Oklahoma plans to be the first state to use nitrogen gas for executions. The decision follows three years of delays in capital punishment due to a lack of availability of lethal injection drugs.
State Attorney General Mike Hunter told the Associated Press: "We can no longer sit on the sidelines and wait on the drugs. Using (nitrogen) will be effective, simple to administer, easy to obtain and requires no complex medical procedures."
There's a nationwide shortage of an anesthetic component of a three-part mixture used in some lethal injections. That's caused forced delays and changes in protocol in several states.
In 2015, Oklahoma introduced an indefinite stay on executions after prison officials injected one inmate with the wrong drug and came moments away from doing it again to another inmate.

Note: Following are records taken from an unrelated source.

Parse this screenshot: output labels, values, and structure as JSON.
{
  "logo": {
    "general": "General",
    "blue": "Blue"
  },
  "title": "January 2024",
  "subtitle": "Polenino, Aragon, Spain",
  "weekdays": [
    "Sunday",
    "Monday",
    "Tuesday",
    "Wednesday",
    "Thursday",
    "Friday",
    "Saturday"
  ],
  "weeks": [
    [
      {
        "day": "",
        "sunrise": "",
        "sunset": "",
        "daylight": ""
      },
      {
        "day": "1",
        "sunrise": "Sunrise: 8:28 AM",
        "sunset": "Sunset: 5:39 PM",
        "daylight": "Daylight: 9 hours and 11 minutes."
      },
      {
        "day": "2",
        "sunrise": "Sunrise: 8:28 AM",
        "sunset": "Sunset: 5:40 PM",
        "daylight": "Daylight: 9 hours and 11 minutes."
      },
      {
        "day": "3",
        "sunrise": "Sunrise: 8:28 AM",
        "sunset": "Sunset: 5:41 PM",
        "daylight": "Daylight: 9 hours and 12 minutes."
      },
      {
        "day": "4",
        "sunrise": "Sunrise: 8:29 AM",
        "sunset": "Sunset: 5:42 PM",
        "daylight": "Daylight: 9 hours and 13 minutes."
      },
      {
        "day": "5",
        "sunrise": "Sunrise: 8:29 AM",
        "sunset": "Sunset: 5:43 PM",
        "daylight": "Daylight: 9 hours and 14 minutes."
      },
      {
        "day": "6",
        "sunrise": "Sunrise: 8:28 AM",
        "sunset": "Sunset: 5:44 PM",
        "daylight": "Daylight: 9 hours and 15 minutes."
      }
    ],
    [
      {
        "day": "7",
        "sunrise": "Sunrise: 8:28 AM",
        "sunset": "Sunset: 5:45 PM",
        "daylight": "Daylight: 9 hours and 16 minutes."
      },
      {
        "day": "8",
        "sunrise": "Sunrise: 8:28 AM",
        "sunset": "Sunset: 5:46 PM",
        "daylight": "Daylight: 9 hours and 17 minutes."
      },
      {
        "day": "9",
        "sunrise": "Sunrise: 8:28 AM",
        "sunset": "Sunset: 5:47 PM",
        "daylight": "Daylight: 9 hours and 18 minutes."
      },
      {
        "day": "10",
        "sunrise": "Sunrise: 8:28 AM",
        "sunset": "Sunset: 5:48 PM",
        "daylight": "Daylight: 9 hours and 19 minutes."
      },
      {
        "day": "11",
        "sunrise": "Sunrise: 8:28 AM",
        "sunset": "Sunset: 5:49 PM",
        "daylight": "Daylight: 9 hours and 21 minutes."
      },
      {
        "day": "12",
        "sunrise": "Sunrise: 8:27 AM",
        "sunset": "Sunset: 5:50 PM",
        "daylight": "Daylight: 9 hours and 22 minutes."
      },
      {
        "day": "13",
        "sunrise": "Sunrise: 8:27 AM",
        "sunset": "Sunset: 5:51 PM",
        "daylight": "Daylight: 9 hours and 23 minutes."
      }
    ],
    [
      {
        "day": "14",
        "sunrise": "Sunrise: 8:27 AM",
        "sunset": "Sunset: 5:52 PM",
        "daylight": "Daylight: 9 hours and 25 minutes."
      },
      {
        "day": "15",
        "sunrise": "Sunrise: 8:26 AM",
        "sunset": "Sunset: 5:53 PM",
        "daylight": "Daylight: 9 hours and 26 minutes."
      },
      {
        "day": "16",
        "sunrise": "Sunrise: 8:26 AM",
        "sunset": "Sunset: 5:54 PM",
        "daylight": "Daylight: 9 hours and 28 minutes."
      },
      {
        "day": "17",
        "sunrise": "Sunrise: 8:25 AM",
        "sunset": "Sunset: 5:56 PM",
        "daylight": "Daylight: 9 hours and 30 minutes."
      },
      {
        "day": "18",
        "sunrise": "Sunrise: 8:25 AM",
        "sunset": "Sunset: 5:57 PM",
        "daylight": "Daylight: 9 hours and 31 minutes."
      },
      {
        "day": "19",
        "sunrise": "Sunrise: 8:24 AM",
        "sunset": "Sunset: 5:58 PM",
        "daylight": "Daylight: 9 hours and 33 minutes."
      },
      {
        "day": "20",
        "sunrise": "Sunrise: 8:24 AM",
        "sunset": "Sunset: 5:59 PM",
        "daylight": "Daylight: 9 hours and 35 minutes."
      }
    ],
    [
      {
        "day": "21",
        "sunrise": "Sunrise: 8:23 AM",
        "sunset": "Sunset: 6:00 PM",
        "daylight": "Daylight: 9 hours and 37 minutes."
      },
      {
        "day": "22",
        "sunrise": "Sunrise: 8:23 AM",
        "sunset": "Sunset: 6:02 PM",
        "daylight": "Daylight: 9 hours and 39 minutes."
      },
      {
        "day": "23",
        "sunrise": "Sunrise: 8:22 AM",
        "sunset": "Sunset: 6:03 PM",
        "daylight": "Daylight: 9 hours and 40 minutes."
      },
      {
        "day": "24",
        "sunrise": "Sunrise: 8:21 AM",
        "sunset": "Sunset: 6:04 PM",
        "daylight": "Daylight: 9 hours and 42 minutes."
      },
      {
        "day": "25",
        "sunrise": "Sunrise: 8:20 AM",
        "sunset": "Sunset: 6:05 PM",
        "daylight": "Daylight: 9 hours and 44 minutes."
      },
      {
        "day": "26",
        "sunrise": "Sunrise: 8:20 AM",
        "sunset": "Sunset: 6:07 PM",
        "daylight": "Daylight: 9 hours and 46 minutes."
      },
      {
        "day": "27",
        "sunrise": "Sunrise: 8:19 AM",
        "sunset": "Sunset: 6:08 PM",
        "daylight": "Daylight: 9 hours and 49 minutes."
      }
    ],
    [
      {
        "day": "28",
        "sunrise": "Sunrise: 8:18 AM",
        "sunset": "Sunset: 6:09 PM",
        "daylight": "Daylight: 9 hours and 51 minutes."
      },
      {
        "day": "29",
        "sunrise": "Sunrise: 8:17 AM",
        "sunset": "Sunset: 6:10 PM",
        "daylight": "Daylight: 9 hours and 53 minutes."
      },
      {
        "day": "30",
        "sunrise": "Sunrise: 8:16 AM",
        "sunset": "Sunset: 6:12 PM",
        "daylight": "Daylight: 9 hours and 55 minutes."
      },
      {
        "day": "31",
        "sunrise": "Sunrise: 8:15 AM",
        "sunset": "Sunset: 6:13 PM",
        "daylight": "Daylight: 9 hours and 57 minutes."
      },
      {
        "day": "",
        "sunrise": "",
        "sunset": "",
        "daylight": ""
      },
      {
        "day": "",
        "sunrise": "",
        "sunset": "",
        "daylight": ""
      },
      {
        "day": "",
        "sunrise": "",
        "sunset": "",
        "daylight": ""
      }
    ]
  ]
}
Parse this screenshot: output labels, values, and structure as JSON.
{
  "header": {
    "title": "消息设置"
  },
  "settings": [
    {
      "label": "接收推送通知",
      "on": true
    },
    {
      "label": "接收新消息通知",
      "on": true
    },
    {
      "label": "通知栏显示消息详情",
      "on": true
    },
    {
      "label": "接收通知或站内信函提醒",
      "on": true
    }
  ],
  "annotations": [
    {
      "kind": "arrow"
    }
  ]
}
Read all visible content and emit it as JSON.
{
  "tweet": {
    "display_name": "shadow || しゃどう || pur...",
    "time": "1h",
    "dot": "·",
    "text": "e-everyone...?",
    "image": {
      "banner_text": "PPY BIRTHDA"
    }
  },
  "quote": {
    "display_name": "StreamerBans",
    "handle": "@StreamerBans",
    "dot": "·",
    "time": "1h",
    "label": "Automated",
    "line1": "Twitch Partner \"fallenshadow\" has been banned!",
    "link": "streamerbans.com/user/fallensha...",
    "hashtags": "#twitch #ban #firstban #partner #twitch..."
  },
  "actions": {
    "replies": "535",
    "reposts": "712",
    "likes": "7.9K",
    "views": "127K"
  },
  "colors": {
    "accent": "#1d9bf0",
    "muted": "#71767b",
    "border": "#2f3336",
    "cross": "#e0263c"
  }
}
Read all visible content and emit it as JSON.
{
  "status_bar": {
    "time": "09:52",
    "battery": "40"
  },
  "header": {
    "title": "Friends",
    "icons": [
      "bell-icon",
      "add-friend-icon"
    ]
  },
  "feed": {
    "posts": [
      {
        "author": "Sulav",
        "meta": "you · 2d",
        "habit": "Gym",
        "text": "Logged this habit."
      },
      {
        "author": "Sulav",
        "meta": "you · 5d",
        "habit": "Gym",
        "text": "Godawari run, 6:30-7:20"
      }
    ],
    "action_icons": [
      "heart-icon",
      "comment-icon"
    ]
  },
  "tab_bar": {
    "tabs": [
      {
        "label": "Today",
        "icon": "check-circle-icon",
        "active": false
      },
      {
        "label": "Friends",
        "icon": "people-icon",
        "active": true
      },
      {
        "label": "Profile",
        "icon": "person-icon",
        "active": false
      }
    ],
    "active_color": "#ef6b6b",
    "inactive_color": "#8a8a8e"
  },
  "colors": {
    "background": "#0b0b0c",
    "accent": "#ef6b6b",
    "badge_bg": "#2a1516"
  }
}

Not everyone is on board with the new method, however, a public defender for one death row prisoner said, "How can we trust Oklahoma to get this right when the state's recent history reveals a culture of carelessness and mistakes in executions?"